## EXERCISE OBJECTIVE:
Could you retype the listing beneath, keeping each line exactly as it is?

::: SOURCE INFORMATION

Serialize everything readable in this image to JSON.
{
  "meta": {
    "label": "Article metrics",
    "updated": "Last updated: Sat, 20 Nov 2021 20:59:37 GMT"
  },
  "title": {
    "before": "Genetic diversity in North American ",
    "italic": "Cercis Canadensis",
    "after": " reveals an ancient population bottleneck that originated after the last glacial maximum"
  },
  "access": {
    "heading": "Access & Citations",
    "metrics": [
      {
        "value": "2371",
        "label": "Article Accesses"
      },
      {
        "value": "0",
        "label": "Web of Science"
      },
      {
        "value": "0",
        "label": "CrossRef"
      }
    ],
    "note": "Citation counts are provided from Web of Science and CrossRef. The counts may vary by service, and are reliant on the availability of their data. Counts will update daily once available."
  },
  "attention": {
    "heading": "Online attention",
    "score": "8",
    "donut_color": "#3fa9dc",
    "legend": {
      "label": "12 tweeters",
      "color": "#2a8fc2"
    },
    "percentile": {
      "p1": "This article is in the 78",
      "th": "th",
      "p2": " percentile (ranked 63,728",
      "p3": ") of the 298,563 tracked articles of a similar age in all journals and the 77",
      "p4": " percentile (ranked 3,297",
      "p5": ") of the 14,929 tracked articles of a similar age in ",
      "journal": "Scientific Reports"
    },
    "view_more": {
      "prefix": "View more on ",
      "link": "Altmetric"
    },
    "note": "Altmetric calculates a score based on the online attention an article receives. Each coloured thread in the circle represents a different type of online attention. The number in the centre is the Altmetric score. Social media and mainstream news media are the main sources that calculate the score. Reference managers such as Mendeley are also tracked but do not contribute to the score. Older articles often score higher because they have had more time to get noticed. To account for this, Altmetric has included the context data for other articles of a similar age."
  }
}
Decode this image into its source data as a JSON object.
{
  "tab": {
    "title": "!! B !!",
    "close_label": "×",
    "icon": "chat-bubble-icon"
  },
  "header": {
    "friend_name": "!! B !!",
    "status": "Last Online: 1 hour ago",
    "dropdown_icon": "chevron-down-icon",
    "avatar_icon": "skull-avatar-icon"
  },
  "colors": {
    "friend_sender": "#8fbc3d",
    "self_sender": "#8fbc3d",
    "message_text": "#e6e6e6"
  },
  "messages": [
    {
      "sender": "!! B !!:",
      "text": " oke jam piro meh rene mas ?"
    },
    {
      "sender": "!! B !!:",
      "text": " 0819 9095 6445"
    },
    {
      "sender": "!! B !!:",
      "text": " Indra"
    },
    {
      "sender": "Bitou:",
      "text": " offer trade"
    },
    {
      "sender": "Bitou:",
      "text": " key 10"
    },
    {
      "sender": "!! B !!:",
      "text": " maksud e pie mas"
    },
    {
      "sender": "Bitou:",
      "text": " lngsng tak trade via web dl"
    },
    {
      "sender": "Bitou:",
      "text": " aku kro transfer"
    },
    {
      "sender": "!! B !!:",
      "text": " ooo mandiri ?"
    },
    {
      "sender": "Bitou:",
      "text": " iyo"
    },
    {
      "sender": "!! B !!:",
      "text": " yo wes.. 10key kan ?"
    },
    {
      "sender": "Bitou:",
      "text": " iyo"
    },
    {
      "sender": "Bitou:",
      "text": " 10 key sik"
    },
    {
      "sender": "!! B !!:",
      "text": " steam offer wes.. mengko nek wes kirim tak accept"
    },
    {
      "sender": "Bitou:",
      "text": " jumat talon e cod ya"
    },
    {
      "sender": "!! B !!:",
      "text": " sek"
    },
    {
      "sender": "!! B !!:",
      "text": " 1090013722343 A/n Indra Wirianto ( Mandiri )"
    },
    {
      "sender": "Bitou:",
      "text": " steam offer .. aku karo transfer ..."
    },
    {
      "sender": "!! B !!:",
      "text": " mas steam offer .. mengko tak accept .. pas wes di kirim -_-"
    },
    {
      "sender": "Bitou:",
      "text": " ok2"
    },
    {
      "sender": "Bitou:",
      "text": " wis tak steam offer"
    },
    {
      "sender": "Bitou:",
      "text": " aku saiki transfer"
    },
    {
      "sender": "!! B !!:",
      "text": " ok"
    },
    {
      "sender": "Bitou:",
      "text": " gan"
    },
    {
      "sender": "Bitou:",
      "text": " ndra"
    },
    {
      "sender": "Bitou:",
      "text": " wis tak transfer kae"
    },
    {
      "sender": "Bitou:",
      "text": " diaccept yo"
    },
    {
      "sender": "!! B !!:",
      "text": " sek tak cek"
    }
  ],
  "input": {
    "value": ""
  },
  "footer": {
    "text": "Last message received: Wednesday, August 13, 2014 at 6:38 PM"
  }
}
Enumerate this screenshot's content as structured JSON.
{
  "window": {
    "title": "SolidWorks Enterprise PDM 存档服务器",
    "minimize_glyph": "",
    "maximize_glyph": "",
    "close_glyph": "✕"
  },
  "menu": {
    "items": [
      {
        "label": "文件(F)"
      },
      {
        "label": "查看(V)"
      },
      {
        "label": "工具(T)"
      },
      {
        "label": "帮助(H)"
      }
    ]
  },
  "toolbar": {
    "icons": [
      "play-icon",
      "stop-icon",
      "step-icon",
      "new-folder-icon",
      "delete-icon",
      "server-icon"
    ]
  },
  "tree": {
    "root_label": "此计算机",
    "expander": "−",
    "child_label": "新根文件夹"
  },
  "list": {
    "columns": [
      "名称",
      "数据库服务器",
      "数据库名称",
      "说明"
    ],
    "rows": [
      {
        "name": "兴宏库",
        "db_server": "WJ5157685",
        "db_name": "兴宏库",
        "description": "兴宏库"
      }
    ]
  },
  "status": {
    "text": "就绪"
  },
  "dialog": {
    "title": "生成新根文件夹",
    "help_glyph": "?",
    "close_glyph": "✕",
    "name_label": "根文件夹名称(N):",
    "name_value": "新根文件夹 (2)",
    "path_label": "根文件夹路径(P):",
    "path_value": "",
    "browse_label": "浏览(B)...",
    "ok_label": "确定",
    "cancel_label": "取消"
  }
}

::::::

## EXERCISE RESULT:
Serialize everything readable in this image to JSON.
{
  "meta": {
    "label": "Article metrics",
    "updated": "Last updated: Sat, 20 Nov 2021 20:59:37 GMT"
  },
  "title": {
    "before": "Genetic diversity in North American ",
    "italic": "Cercis Canadensis",
    "after": " reveals an ancient population bottleneck that originated after the last glacial maximum"
  },
  "access": {
    "heading": "Access & Citations",
    "metrics": [
      {
        "value": "2371",
        "label": "Article Accesses"
      },
      {
        "value": "0",
        "label": "Web of Science"
      },
      {
        "value": "0",
        "label": "CrossRef"
      }
    ],
    "note": "Citation counts are provided from Web of Science and CrossRef. The counts may vary by service, and are reliant on the availability of their data. Counts will update daily once available."
  },
  "attention": {
    "heading": "Online attention",
    "score": "8",
    "donut_color": "#3fa9dc",
    "legend": {
      "label": "12 tweeters",
      "color": "#2a8fc2"
    },
    "percentile": {
      "p1": "This article is in the 78",
      "th": "th",
      "p2": " percentile (ranked 63,728",
      "p3": ") of the 298,563 tracked articles of a similar age in all journals and the 77",
      "p4": " percentile (ranked 3,297",
      "p5": ") of the 14,929 tracked articles of a similar age in ",
      "journal": "Scientific Reports"
    },
    "view_more": {
      "prefix": "View more on ",
      "link": "Altmetric"
    },
    "note": "Altmetric calculates a score based on the online attention an article receives. Each coloured thread in the circle represents a different type of online attention. The number in the centre is the Altmetric score. Social media and mainstream news media are the main sources that calculate the score. Reference managers such as Mendeley are also tracked but do not contribute to the score. Older articles often score higher because they have had more time to get noticed. To account for this, Altmetric has included the context data for other articles of a similar age."
  }
}
Decode this image into its source data as a JSON object.
{
  "tab": {
    "title": "!! B !!",
    "close_label": "×",
    "icon": "chat-bubble-icon"
  },
  "header": {
    "friend_name": "!! B !!",
    "status": "Last Online: 1 hour ago",
    "dropdown_icon": "chevron-down-icon",
    "avatar_icon": "skull-avatar-icon"
  },
  "colors": {
    "friend_sender": "#8fbc3d",
    "self_sender": "#8fbc3d",
    "message_text": "#e6e6e6"
  },
  "messages": [
    {
      "sender": "!! B !!:",
      "text": " oke jam piro meh rene mas ?"
    },
    {
      "sender": "!! B !!:",
      "text": " 0819 9095 6445"
    },
    {
      "sender": "!! B !!:",
      "text": " Indra"
    },
    {
      "sender": "Bitou:",
      "text": " offer trade"
    },
    {
      "sender": "Bitou:",
      "text": " key 10"
    },
    {
      "sender": "!! B !!:",
      "text": " maksud e pie mas"
    },
    {
      "sender": "Bitou:",
      "text": " lngsng tak trade via web dl"
    },
    {
      "sender": "Bitou:",
      "text": " aku kro transfer"
    },
    {
      "sender": "!! B !!:",
      "text": " ooo mandiri ?"
    },
    {
      "sender": "Bitou:",
      "text": " iyo"
    },
    {
      "sender": "!! B !!:",
      "text": " yo wes.. 10key kan ?"
    },
    {
      "sender": "Bitou:",
      "text": " iyo"
    },
    {
      "sender": "Bitou:",
      "text": " 10 key sik"
    },
    {
      "sender": "!! B !!:",
      "text": " steam offer wes.. mengko nek wes kirim tak accept"
    },
    {
      "sender": "Bitou:",
      "text": " jumat talon e cod ya"
    },
    {
      "sender": "!! B !!:",
      "text": " sek"
    },
    {
      "sender": "!! B !!:",
      "text": " 1090013722343 A/n Indra Wirianto ( Mandiri )"
    },
    {
      "sender": "Bitou:",
      "text": " steam offer .. aku karo transfer ..."
    },
    {
      "sender": "!! B !!:",
      "text": " mas steam offer .. mengko tak accept .. pas wes di kirim -_-"
    },
    {
      "sender": "Bitou:",
      "text": " ok2"
    },
    {
      "sender": "Bitou:",
      "text": " wis tak steam offer"
    },
    {
      "sender": "Bitou:",
      "text": " aku saiki transfer"
    },
    {
      "sender": "!! B !!:",
      "text": " ok"
    },
    {
      "sender": "Bitou:",
      "text": " gan"
    },
    {
      "sender": "Bitou:",
      "text": " ndra"
    },
    {
      "sender": "Bitou:",
      "text": " wis tak transfer kae"
    },
    {
      "sender": "Bitou:",
      "text": " diaccept yo"
    },
    {
      "sender": "!! B !!:",
      "text": " sek tak cek"
    }
  ],
  "input": {
    "value": ""
  },
  "footer": {
    "text": "Last message received: Wednesday, August 13, 2014 at 6:38 PM"
  }
}
Enumerate this screenshot's content as structured JSON.
{
  "window": {
    "title": "SolidWorks Enterprise PDM 存档服务器",
    "minimize_glyph": "",
    "maximize_glyph": "",
    "close_glyph": "✕"
  },
  "menu": {
    "items": [
      {
        "label": "文件(F)"
      },
      {
        "label": "查看(V)"
      },
      {
        "label": "工具(T)"
      },
      {
        "label": "帮助(H)"
      }
    ]
  },
  "toolbar": {
    "icons": [
      "play-icon",
      "stop-icon",
      "step-icon",
      "new-folder-icon",
      "delete-icon",
      "server-icon"
    ]
  },
  "tree": {
    "root_label": "此计算机",
    "expander": "−",
    "child_label": "新根文件夹"
  },
  "list": {
    "columns": [
      "名称",
      "数据库服务器",
      "数据库名称",
      "说明"
    ],
    "rows": [
      {
        "name": "兴宏库",
        "db_server": "WJ5157685",
        "db_name": "兴宏库",
        "description": "兴宏库"
      }
    ]
  },
  "status": {
    "text": "就绪"
  },
  "dialog": {
    "title": "生成新根文件夹",
    "help_glyph": "?",
    "close_glyph": "✕",
    "name_label": "根文件夹名称(N):",
    "name_value": "新根文件夹 (2)",
    "path_label": "根文件夹路径(P):",
    "path_value": "",
    "browse_label": "浏览(B)...",
    "ok_label": "确定",
    "cancel_label": "取消"
  }
}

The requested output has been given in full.